Throughout the novel, Makani has insinuated that her actions during “the incident” impacted Jasmine to the degree that Jasmine no longer has any interest in being Makani’s friend. So perhaps Makani’s mistake involves getting back at Jasmine in some way. Certainly, Makani’s anger in this scene supports the idea that she’ll retaliate—she’s acting like a pressure cooker that will burst any minute now.
Makani’s determination to beat Jasmine motivates her to push through all the humiliating games. She hears some of the veterans talk about how the winner of the hazing could become the new team captain, a position Makani has always wanted, and this further motivates her. She endures the veterans throwing mayonnaise and Spam at her as she does jumping jacks. Meanwhile, she imagines pulling out locks of Jasmine’s perfect hair and drowning her in the ocean. Next, the veterans throw wet, meaty dog food at the rookies as they do pushups. A glob lands directly in Makani’s face and flies up her nostrils. When Gabrielle tricks her into responding to “Makani,” the veterans force a shot down Makani’s throat. The vodka mixes with the dog food and makes Makani vomit.
Note that this chapter is Makani’s memory of the events on the beach—it’s the story she’s telling Ollie, Alex, and Darby as they sit in the hospital waiting room together. Knowing this, the vivid details the narration employs to talk about the hazing ritual takes on a special meaning. That Makani holds nothing back as she confides in her friends shows that she is committed to being forthcoming with them and taking the steps she needs to take to move forward in her life.
Makani sees that Jasmine is also sick to her stomach. Determined not to lose, Makani tricks Jasmine into responding to “Jasmine,” and the veterans force Jasmine to take a drink. Jasmine looks hurt and betrayed.
Makani gets back at Jasmine for not warning her about the hazing ritual. This helps explain why Makani feels so ashamed in the novel’s present: she sees herself as someone who readily resorted cruelty.
During the final round of games, someone splashes an open bottle of Tabasco at Makani’s eyes. The pain is excruciating. Makani spots a bottle of water in the sand nearby, lying next to a knife and some empty cans.

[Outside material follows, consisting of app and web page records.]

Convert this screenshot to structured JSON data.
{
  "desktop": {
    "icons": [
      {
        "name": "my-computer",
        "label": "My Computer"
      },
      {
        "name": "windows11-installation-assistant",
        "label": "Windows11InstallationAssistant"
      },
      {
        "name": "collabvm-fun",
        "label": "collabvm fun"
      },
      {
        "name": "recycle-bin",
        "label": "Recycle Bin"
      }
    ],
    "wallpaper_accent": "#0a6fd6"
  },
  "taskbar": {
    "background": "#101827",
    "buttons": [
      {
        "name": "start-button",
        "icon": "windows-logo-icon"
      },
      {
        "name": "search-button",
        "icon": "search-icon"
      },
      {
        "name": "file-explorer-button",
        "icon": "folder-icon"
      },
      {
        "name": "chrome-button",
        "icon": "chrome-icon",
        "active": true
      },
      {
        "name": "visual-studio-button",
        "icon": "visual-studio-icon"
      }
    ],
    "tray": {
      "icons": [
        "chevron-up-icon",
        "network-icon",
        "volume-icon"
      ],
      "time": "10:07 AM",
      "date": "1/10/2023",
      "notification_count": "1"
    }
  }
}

Makani runs to the bottle, desperate to stop the searing pain. But Jasmine gets there first and snatches the bottle. In a fit of blind rage, Makani picks up the knife and slashes at Jasmine’s hair.
This scene helps explain Makani’s oddly intense reaction to Chris asking her if she’s ever used a knife during his investigation into the Osborne Slayings—she assumed he somehow found out about Makani’s attack on Jasmine and was testing her. Readers also see why Makani nurses so much self-hatred: she sees herself as not much better than David Ware, since both of them express their anger with knives.